About this exercise:
All entries are to be retyped without alteration.

Records to use:
┌────────
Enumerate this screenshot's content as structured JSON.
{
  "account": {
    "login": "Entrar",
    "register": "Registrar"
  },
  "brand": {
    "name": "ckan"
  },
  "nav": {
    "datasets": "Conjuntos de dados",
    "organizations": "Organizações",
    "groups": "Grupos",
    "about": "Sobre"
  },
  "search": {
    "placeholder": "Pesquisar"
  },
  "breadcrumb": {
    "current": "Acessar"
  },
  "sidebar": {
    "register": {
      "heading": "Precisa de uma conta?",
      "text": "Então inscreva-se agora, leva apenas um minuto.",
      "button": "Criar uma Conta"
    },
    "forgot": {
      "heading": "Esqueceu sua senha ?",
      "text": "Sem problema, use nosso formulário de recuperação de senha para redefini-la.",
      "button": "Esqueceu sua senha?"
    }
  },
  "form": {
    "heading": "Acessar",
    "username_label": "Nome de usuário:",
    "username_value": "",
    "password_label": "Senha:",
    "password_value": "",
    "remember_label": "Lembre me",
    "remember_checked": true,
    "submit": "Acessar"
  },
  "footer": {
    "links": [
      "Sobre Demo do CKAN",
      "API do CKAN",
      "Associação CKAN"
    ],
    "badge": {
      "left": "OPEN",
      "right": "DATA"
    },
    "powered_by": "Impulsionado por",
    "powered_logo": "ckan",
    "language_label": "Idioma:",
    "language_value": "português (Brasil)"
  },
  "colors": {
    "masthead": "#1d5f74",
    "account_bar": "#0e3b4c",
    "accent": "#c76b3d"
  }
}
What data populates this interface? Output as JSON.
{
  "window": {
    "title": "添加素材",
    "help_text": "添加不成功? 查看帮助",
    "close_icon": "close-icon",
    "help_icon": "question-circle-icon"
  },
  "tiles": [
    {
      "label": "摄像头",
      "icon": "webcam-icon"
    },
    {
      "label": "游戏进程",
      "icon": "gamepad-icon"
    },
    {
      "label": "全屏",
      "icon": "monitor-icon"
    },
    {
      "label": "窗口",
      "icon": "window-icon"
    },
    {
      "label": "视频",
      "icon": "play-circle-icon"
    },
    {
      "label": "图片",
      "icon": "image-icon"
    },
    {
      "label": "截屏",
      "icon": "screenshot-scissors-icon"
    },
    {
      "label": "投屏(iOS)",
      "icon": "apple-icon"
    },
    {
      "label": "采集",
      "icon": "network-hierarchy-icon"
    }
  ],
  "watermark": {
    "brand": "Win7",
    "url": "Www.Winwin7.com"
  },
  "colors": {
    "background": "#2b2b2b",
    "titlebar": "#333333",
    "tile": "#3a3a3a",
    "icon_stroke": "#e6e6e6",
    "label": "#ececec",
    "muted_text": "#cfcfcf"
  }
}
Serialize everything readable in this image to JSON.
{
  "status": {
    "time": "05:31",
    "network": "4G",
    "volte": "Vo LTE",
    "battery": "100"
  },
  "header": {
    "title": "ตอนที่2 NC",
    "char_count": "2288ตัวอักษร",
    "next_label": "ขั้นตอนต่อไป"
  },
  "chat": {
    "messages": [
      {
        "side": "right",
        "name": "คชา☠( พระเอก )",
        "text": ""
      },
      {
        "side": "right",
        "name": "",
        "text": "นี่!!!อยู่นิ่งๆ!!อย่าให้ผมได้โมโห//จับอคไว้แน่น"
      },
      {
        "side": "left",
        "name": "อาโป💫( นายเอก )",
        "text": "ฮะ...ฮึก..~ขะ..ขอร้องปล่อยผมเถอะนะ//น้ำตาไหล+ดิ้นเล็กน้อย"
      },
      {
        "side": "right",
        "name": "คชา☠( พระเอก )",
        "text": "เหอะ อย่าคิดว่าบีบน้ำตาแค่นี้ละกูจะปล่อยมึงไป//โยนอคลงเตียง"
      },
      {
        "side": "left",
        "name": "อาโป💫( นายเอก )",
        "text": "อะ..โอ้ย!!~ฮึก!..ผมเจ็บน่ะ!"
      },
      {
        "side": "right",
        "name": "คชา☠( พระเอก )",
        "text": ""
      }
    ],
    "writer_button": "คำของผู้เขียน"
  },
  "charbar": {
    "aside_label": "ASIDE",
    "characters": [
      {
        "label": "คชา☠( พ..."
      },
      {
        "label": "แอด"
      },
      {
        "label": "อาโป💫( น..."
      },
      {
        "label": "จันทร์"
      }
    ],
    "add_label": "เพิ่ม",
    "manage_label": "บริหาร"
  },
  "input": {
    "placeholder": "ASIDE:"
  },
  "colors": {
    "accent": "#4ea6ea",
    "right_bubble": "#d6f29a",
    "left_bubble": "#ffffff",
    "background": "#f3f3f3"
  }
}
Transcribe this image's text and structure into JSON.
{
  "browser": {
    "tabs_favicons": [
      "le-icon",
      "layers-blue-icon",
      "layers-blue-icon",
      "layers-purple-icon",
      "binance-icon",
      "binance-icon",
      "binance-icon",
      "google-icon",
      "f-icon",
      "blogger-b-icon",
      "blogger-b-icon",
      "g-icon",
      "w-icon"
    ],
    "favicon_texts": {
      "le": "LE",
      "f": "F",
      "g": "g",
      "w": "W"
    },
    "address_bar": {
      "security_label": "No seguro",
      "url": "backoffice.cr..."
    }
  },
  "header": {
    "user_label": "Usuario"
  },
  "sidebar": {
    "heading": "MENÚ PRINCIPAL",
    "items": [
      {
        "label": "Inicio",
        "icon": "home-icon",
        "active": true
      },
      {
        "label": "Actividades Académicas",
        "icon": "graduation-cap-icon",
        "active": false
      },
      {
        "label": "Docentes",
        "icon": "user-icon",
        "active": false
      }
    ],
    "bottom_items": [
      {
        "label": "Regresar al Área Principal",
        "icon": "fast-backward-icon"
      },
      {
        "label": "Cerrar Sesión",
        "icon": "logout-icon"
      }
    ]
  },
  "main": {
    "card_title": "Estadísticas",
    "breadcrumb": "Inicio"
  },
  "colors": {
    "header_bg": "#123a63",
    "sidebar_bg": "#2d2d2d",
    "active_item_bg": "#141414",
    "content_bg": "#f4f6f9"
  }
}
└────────
Exercise output:
Enumerate this screenshot's content as structured JSON.
{
  "account": {
    "login": "Entrar",
    "register": "Registrar"
  },
  "brand": {
    "name": "ckan"
  },
  "nav": {
    "datasets": "Conjuntos de dados",
    "organizations": "Organizações",
    "groups": "Grupos",
    "about": "Sobre"
  },
  "search": {
    "placeholder": "Pesquisar"
  },
  "breadcrumb": {
    "current": "Acessar"
  },
  "sidebar": {
    "register": {
      "heading": "Precisa de uma conta?",
      "text": "Então inscreva-se agora, leva apenas um minuto.",
      "button": "Criar uma Conta"
    },
    "forgot": {
      "heading": "Esqueceu sua senha ?",
      "text": "Sem problema, use nosso formulário de recuperação de senha para redefini-la.",
      "button": "Esqueceu sua senha?"
    }
  },
  "form": {
    "heading": "Acessar",
    "username_label": "Nome de usuário:",
    "username_value": "",
    "password_label": "Senha:",
    "password_value": "",
    "remember_label": "Lembre me",
    "remember_checked": true,
    "submit": "Acessar"
  },
  "footer": {
    "links": [
      "Sobre Demo do CKAN",
      "API do CKAN",
      "Associação CKAN"
    ],
    "badge": {
      "left": "OPEN",
      "right": "DATA"
    },
    "powered_by": "Impulsionado por",
    "powered_logo": "ckan",
    "language_label": "Idioma:",
    "language_value": "português (Brasil)"
  },
  "colors": {
    "masthead": "#1d5f74",
    "account_bar": "#0e3b4c",
    "accent": "#c76b3d"
  }
}
What data populates this interface? Output as JSON.
{
  "window": {
    "title": "添加素材",
    "help_text": "添加不成功? 查看帮助",
    "close_icon": "close-icon",
    "help_icon": "question-circle-icon"
  },
  "tiles": [
    {
      "label": "摄像头",
      "icon": "webcam-icon"
    },
    {
      "label": "游戏进程",
      "icon": "gamepad-icon"
    },
    {
      "label": "全屏",
      "icon": "monitor-icon"
    },
    {
      "label": "窗口",
      "icon": "window-icon"
    },
    {
      "label": "视频",
      "icon": "play-circle-icon"
    },
    {
      "label": "图片",
      "icon": "image-icon"
    },
    {
      "label": "截屏",
      "icon": "screenshot-scissors-icon"
    },
    {
      "label": "投屏(iOS)",
      "icon": "apple-icon"
    },
    {
      "label": "采集",
      "icon": "network-hierarchy-icon"
    }
  ],
  "watermark": {
    "brand": "Win7",
    "url": "Www.Winwin7.com"
  },
  "colors": {
    "background": "#2b2b2b",
    "titlebar": "#333333",
    "tile": "#3a3a3a",
    "icon_stroke": "#e6e6e6",
    "label": "#ececec",
    "muted_text": "#cfcfcf"
  }
}
Serialize everything readable in this image to JSON.
{
  "status": {
    "time": "05:31",
    "network": "4G",
    "volte": "Vo LTE",
    "battery": "100"
  },
  "header": {
    "title": "ตอนที่2 NC",
    "char_count": "2288ตัวอักษร",
    "next_label": "ขั้นตอนต่อไป"
  },
  "chat": {
    "messages": [
      {
        "side": "right",
        "name": "คชา☠( พระเอก )",
        "text": ""
      },
      {
        "side": "right",
        "name": "",
        "text": "นี่!!!อยู่นิ่งๆ!!อย่าให้ผมได้โมโห//จับอคไว้แน่น"
      },
      {
        "side": "left",
        "name": "อาโป💫( นายเอก )",
        "text": "ฮะ...ฮึก..~ขะ..ขอร้องปล่อยผมเถอะนะ//น้ำตาไหล+ดิ้นเล็กน้อย"
      },
      {
        "side": "right",
        "name": "คชา☠( พระเอก )",
        "text": "เหอะ อย่าคิดว่าบีบน้ำตาแค่นี้ละกูจะปล่อยมึงไป//โยนอคลงเตียง"
      },
      {
        "side": "left",
        "name": "อาโป💫( นายเอก )",
        "text": "อะ..โอ้ย!!~ฮึก!..ผมเจ็บน่ะ!"
      },
      {
        "side": "right",
        "name": "คชา☠( พระเอก )",
        "text": ""
      }
    ],
    "writer_button": "คำของผู้เขียน"
  },
  "charbar": {
    "aside_label": "ASIDE",
    "characters": [
      {
        "label": "คชา☠( พ..."
      },
      {
        "label": "แอด"
      },
      {
        "label": "อาโป💫( น..."
      },
      {
        "label": "จันทร์"
      }
    ],
    "add_label": "เพิ่ม",
    "manage_label": "บริหาร"
  },
  "input": {
    "placeholder": "ASIDE:"
  },
  "colors": {
    "accent": "#4ea6ea",
    "right_bubble": "#d6f29a",
    "left_bubble": "#ffffff",
    "background": "#f3f3f3"
  }
}
Transcribe this image's text and structure into JSON.
{
  "browser": {
    "tabs_favicons": [
      "le-icon",
      "layers-blue-icon",
      "layers-blue-icon",
      "layers-purple-icon",
      "binance-icon",
      "binance-icon",
      "binance-icon",
      "google-icon",
      "f-icon",
      "blogger-b-icon",
      "blogger-b-icon",
      "g-icon",
      "w-icon"
    ],
    "favicon_texts": {
      "le": "LE",
      "f": "F",
      "g": "g",
      "w": "W"
    },
    "address_bar": {
      "security_label": "No seguro",
      "url": "backoffice.cr..."
    }
  },
  "header": {
    "user_label": "Usuario"
  },
  "sidebar": {
    "heading": "MENÚ PRINCIPAL",
    "items": [
      {
        "label": "Inicio",
        "icon": "home-icon",
        "active": true
      },
      {
        "label": "Actividades Académicas",
        "icon": "graduation-cap-icon",
        "active": false
      },
      {
        "label": "Docentes",
        "icon": "user-icon",
        "active": false
      }
    ],
    "bottom_items": [
      {
        "label": "Regresar al Área Principal",
        "icon": "fast-backward-icon"
      },
      {
        "label": "Cerrar Sesión",
        "icon": "logout-icon"
      }
    ]
  },
  "main": {
    "card_title": "Estadísticas",
    "breadcrumb": "Inicio"
  },
  "colors": {
    "header_bg": "#123a63",
    "sidebar_bg": "#2d2d2d",
    "active_item_bg": "#141414",
    "content_bg": "#f4f6f9"
  }
}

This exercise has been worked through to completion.